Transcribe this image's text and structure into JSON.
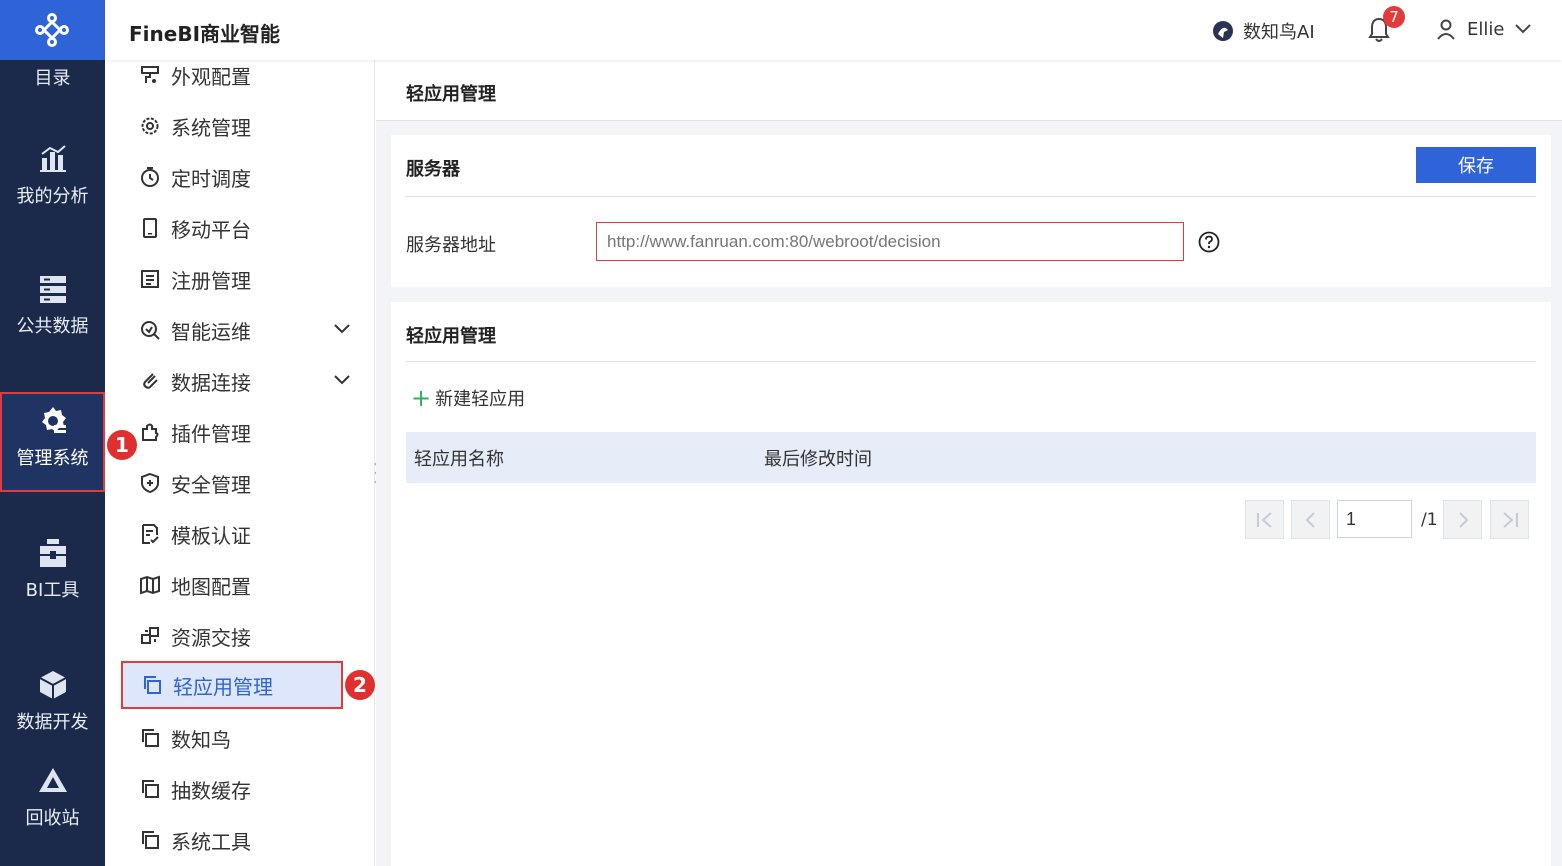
{
  "app": {
    "title": "FineBI商业智能"
  },
  "topbar": {
    "ai_label": "数知鸟AI",
    "notification_count": "7",
    "user_name": "Ellie"
  },
  "rail": {
    "items": [
      {
        "label": "目录",
        "icon": "catalog-icon"
      },
      {
        "label": "我的分析",
        "icon": "analysis-chart-icon"
      },
      {
        "label": "公共数据",
        "icon": "database-icon"
      },
      {
        "label": "管理系统",
        "icon": "gear-admin-icon",
        "active": true
      },
      {
        "label": "BI工具",
        "icon": "toolbox-icon"
      },
      {
        "label": "数据开发",
        "icon": "cube-icon"
      },
      {
        "label": "回收站",
        "icon": "recycle-icon"
      }
    ]
  },
  "menu": {
    "items": [
      {
        "label": "外观配置",
        "icon": "appearance-icon"
      },
      {
        "label": "系统管理",
        "icon": "gear-icon"
      },
      {
        "label": "定时调度",
        "icon": "timer-icon"
      },
      {
        "label": "移动平台",
        "icon": "mobile-icon"
      },
      {
        "label": "注册管理",
        "icon": "register-icon"
      },
      {
        "label": "智能运维",
        "icon": "ops-icon",
        "expandable": true
      },
      {
        "label": "数据连接",
        "icon": "link-icon",
        "expandable": true
      },
      {
        "label": "插件管理",
        "icon": "plugin-icon"
      },
      {
        "label": "安全管理",
        "icon": "shield-icon"
      },
      {
        "label": "模板认证",
        "icon": "template-icon"
      },
      {
        "label": "地图配置",
        "icon": "map-icon"
      },
      {
        "label": "资源交接",
        "icon": "transfer-icon"
      },
      {
        "label": "轻应用管理",
        "icon": "copy-icon",
        "active": true
      },
      {
        "label": "数知鸟",
        "icon": "copy-icon"
      },
      {
        "label": "抽数缓存",
        "icon": "copy-icon"
      },
      {
        "label": "系统工具",
        "icon": "copy-icon"
      }
    ]
  },
  "markers": {
    "first": "1",
    "second": "2"
  },
  "page": {
    "header": "轻应用管理",
    "server_card": {
      "title": "服务器",
      "save_label": "保存",
      "address_label": "服务器地址",
      "address_placeholder": "http://www.fanruan.com:80/webroot/decision"
    },
    "app_card": {
      "title": "轻应用管理",
      "new_label": "新建轻应用",
      "columns": [
        "轻应用名称",
        "最后修改时间"
      ]
    },
    "pagination": {
      "current": "1",
      "total": "/1"
    }
  },
  "colors": {
    "accent": "#2e64d8",
    "rail_bg": "#1b2a4a",
    "highlight": "#e23b3b",
    "add_green": "#2fb25e"
  }
}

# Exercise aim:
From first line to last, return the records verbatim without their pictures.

# Your solution:
Transcribe this image's text and structure into JSON.
{
  "app": {
    "title": "FineBI商业智能"
  },
  "topbar": {
    "ai_label": "数知鸟AI",
    "notification_count": "7",
    "user_name": "Ellie"
  },
  "rail": {
    "items": [
      {
        "label": "目录",
        "icon": "catalog-icon"
      },
      {
        "label": "我的分析",
        "icon": "analysis-chart-icon"
      },
      {
        "label": "公共数据",
        "icon": "database-icon"
      },
      {
        "label": "管理系统",
        "icon": "gear-admin-icon",
        "active": true
      },
      {
        "label": "BI工具",
        "icon": "toolbox-icon"
      },
      {
        "label": "数据开发",
        "icon": "cube-icon"
      },
      {
        "label": "回收站",
        "icon": "recycle-icon"
      }
    ]
  },
  "menu": {
    "items": [
      {
        "label": "外观配置",
        "icon": "appearance-icon"
      },
      {
        "label": "系统管理",
        "icon": "gear-icon"
      },
      {
        "label": "定时调度",
        "icon": "timer-icon"
      },
      {
        "label": "移动平台",
        "icon": "mobile-icon"
      },
      {
        "label": "注册管理",
        "icon": "register-icon"
      },
      {
        "label": "智能运维",
        "icon": "ops-icon",
        "expandable": true
      },
      {
        "label": "数据连接",
        "icon": "link-icon",
        "expandable": true
      },
      {
        "label": "插件管理",
        "icon": "plugin-icon"
      },
      {
        "label": "安全管理",
        "icon": "shield-icon"
      },
      {
        "label": "模板认证",
        "icon": "template-icon"
      },
      {
        "label": "地图配置",
        "icon": "map-icon"
      },
      {
        "label": "资源交接",
        "icon": "transfer-icon"
      },
      {
        "label": "轻应用管理",
        "icon": "copy-icon",
        "active": true
      },
      {
        "label": "数知鸟",
        "icon": "copy-icon"
      },
      {
        "label": "抽数缓存",
        "icon": "copy-icon"
      },
      {
        "label": "系统工具",
        "icon": "copy-icon"
      }
    ]
  },
  "markers": {
    "first": "1",
    "second": "2"
  },
  "page": {
    "header": "轻应用管理",
    "server_card": {
      "title": "服务器",
      "save_label": "保存",
      "address_label": "服务器地址",
      "address_placeholder": "http://www.fanruan.com:80/webroot/decision"
    },
    "app_card": {
      "title": "轻应用管理",
      "new_label": "新建轻应用",
      "columns": [
        "轻应用名称",
        "最后修改时间"
      ]
    },
    "pagination": {
      "current": "1",
      "total": "/1"
    }
  },
  "colors": {
    "accent": "#2e64d8",
    "rail_bg": "#1b2a4a",
    "highlight": "#e23b3b",
    "add_green": "#2fb25e"
  }
}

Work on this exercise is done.